Students in STEM fields at NSU can complete undergraduate research through the JOVE program, a special scholarship opportunity only available at NSU.
The JOVE program, directed by Christopher Lyles, was initially a joint venture between NSU and NASA but has evolved to allow students to work within any STEM field.
“Every project is different, but 90 percent of the students currently in the program are doing research in biology or chemistry,” Lyles said.
Biology major Rebekah Taylor is currently using the zebrafish as a genetic model for human systems.
“Zebrafish systems, like their nervous and cardiovascular systems, closely mimic ours,” Taylor said. “They have similar reactions to things like medication and stress.”

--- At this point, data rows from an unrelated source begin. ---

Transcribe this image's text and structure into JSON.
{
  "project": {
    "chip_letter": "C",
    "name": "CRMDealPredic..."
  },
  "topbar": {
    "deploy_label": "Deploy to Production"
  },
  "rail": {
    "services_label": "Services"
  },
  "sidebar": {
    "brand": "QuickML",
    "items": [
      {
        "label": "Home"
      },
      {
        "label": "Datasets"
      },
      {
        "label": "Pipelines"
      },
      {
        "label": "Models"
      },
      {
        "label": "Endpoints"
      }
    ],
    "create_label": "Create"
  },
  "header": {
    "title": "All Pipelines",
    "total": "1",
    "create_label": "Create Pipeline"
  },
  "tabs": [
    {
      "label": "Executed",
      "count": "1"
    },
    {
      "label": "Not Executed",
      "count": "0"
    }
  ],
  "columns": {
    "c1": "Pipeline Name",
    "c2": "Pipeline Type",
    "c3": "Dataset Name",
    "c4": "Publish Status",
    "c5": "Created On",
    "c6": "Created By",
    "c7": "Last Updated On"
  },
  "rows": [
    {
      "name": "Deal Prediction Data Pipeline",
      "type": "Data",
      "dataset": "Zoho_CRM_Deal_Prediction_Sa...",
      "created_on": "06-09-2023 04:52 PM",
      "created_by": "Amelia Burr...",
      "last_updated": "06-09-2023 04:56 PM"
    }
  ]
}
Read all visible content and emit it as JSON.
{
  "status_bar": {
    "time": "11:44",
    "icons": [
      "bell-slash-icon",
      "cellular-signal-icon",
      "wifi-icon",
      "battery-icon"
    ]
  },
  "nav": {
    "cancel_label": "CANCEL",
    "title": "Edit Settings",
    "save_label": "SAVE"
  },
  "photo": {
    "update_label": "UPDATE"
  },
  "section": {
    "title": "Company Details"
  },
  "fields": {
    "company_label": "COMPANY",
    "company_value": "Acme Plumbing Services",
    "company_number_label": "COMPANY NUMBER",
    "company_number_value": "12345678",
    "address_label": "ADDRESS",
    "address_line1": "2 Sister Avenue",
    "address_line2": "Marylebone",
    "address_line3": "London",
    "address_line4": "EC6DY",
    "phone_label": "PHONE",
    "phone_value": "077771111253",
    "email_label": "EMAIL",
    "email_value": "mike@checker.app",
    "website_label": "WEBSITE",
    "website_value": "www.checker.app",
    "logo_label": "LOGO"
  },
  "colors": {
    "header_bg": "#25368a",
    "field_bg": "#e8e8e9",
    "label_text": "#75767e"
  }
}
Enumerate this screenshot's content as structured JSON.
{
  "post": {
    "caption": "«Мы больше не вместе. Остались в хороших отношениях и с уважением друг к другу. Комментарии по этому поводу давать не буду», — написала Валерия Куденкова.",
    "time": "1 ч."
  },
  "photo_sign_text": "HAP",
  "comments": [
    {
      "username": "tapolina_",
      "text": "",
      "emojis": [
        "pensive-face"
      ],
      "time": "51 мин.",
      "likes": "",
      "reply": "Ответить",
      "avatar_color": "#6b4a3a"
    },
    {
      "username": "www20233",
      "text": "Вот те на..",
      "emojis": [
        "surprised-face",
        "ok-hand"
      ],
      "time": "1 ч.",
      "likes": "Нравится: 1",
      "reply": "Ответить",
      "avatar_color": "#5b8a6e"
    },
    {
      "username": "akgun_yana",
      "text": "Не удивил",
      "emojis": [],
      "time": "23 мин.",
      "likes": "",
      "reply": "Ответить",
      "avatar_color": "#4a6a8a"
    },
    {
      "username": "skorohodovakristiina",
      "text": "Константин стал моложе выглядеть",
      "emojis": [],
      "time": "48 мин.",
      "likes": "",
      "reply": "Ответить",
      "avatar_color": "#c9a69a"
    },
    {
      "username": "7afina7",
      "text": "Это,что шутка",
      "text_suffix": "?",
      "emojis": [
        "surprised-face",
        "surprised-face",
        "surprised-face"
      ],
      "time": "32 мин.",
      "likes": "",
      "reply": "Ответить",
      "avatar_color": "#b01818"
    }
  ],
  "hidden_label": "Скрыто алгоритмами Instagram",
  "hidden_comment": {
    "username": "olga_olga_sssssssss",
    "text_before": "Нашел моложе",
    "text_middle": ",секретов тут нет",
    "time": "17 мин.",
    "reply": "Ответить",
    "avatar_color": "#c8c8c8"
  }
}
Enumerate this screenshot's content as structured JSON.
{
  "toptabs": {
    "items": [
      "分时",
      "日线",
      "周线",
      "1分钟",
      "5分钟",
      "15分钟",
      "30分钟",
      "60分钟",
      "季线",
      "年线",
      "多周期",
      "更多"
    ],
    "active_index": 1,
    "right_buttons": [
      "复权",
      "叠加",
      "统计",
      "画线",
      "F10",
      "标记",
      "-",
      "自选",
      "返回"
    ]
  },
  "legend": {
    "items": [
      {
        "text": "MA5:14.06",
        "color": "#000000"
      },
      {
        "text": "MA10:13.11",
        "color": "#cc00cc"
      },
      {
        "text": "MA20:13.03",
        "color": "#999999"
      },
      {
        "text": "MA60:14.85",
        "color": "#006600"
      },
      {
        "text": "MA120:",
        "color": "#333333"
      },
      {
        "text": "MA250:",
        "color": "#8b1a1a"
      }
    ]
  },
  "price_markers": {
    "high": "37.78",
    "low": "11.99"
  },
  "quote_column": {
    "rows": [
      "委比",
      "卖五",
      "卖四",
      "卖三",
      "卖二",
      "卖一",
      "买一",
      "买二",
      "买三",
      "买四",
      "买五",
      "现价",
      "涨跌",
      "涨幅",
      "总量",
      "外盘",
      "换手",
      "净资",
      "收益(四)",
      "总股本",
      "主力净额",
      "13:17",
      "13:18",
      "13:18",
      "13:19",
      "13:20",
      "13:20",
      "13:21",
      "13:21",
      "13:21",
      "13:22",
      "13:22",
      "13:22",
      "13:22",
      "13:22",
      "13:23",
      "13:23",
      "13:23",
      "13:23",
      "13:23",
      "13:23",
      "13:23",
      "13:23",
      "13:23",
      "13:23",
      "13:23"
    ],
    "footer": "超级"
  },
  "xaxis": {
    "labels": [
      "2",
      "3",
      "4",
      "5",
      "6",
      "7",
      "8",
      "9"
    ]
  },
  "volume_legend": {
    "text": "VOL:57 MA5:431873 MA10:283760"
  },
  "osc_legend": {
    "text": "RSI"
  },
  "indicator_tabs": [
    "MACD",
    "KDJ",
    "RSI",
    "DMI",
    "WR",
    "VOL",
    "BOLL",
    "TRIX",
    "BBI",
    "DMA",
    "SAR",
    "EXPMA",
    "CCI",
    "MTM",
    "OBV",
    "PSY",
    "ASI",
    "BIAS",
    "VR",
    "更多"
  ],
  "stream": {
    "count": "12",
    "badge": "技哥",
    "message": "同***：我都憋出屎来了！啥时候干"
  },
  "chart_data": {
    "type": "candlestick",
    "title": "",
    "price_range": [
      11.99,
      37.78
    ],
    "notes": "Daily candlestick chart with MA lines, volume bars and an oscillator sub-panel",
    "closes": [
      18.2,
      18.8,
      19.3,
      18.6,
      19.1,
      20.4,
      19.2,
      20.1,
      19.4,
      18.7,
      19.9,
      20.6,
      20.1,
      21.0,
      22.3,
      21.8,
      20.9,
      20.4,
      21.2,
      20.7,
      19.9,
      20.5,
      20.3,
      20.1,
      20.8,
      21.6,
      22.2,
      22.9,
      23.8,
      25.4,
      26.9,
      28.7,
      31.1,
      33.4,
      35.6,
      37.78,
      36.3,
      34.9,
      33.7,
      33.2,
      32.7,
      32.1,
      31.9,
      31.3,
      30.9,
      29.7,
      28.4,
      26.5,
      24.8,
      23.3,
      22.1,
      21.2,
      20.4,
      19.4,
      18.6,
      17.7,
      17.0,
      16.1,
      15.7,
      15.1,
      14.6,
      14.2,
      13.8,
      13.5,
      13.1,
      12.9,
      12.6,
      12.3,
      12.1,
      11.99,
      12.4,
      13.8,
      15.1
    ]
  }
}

Taylor focuses on how the zebrafish’s genes and gene mutations affect the regeneration rates of their tails.
“We catalog the regeneration rates by humanely removing the dorsal tail surgically and measuring the regeneration of the tale over a period of two weeks,” Taylor said. “Recently, we have been able to sequence DNA from the cut portion of the tail to look at the fish’s genes.”
Christina Arrechavala, scientific inquiry and biology major in the Louisiana Scholars’ College, is currently studying the molecular docking of antibiotics.
“I’m using a computer program to dock the structures of antibiotics to bacteria in the body and applying them to other bacteria that they are not effectively working against,” Arrechavala said. “I will move on to developing and manipulating antibiotics in real life if this part is successful.”
Arrechavala has been working on this project for about one and a half years and plans to incorporate her findings into her undergraduate thesis.
“Students who participate in Jove really love what they’re doing,” Lyles said. “You have to love it to dedicate hours to this work every week on top of your regular class load. I’m proud of the way every single JOVE student has responded to me asking them to raise the bar.”